By Brian Rosenthal / Huskers.com
NASHVILLE, Tenn. – Tommy Armstrong Jr. took a seat next to Gerald Foltz on a metal bench inside the Vanderbilt indoor football facility. The two shot the bull for about 10 minutes as Nebraska football players warmed up for practice.
Meanwhile, Ryker Fyfe was as dialed in as ever on the practice field, leading the No. 1 offense as it prepares for Friday’s Music City Bowl against Tennessee.
Two senior quarterbacks, two different extremes.
Such is life in college football, where nothing is predictable, especially not for a walk-on who took a chance on sticking out his career, just for a moment like this.
“It means a lot,” said Fyfe, the Grand Island native in his fifth season after joining as a walk-on. “It’s been a long journey, and not knowing if you’re going to play much, but that’s the risk you take of walking on.

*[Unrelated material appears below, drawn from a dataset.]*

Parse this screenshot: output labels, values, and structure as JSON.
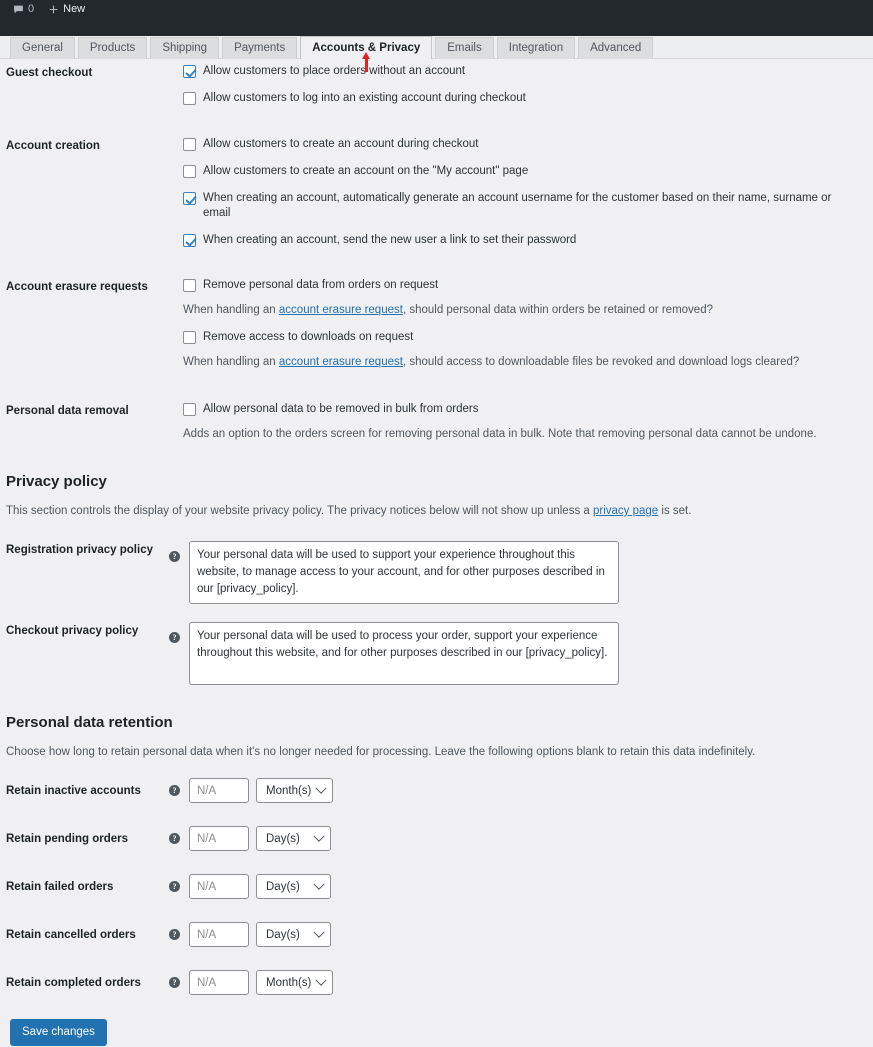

“I mean I think it pays off. Starting three games at Nebraska means more than starting four years at UNK, but that’s just my opinion.”
Fyfe is starting because Armstrong has an injured hamstring he initially suffered in the Minnesota game, and aggravated even worse during the Huskers’ season-ending loss at Iowa. In between those games, he sat out, and Fyfe was confident in his second career start, leading Nebraska to victory over Maryland.
Fyfe couldn’t play against Iowa, thought, because of a broken bone in his wrist he suffered in that Maryland game, when Fyfe was 23-of-37 passing for 220 yards and a touchdown in a 28-7 victory.
“It’s feeling all good. I mean, I have it wrapped up but it’s feeling 100 percent,” Fyfe said, noting he can take snaps under center.
Offensive coordinator Danny Langsdorf said Fyfe has been locked in as he’s ever seen him as Nebraska has been through bowl preparation.
“I think going with the ones and just knowing you’ve got to play, you’ve got to be more locked in, more prepared,” Fyfe said. “I’ve been having a lot better approach, I think, these last two weeks.
“I’ve been a lot sharper in practice this week, just being more detailed, knowing that I’m going to play. It’s nice being pretty certain I’m going to play.”
It’s certainly a reward for a player who admitted to thinking about transferring midway through his career, especially after a coaching change following his sophomore season. He can't name everybody that helped convince him to stay, but Mike Riley, offensive coordinator Danny Langsdorf and high school friend and teammate Sam Foltz, the senior punter and son of Gerald who died this summer, were among them.
“I just talked to the coaches and my parents and they thought it was the best option and thought might as well since you’re here, just work hard and hope for the best,” Fyfe said. “You’re the second guy, so you’re always one play away so you might as well stick it out.
“Here I am now, starting in the bowl game, so it will be fun.”
Armstrong’s career is ending on the other extreme, of course. He finishes his career with 44 starts, the most ever by a Nebraska quarterback, and a school-record 8,871 passing yards. His 625 completions are also a school record.
“It’s been rocky this year with injuries in the last 3-4 weeks,” Armstrong said. “It’s been a great thing for me being out here with my brothers, being out here with guys I graduated with, young guys I became friends with.
“As far as my career here, it’s been great for me … being able to make bonds and friendships with players and coaches.”
He will be sidelined along with his longtime roommate, decorated receiver Jordan Westerkamp, who’s out with a knee injury. Roommates again on this road trip, the two often discuss how badly they wish they could be on the field one more time this week.
“At the end of the day it’s about your health,” Armstrong said, referring specifically to himself. “It’s certain things that a certain person can do. You can’t be Superman. You can’t go out there do things how you used to do it in Week One or Week Two.”
Meanwhile, Armstrong is preparing to get himself healthy for Pro Day in Lincoln. He’s keeping his options open, he said, but will be spending time working out with wide receivers coach Keith Williams, a sure indication wide receiver may be the most likely option for Armstrong on the next level.
“I’ve played it here and there and high school and I’m not opposed,” Armstrong said. “Just a chance to go out there and do what I can do. I’m a hard worker. I’m a gritty player. I go out there and play as hard as I can.”
Just as Fyfe plans on doing Friday.
“I think Ryker has done a great job of preparing and getting those guys going,” Armstrong said. “I’m confident in him and his skill set to go out there and win the game for us.”
Reach Brian at firstname.lastname@example.org or follow him on Twitter @GBRosenthal.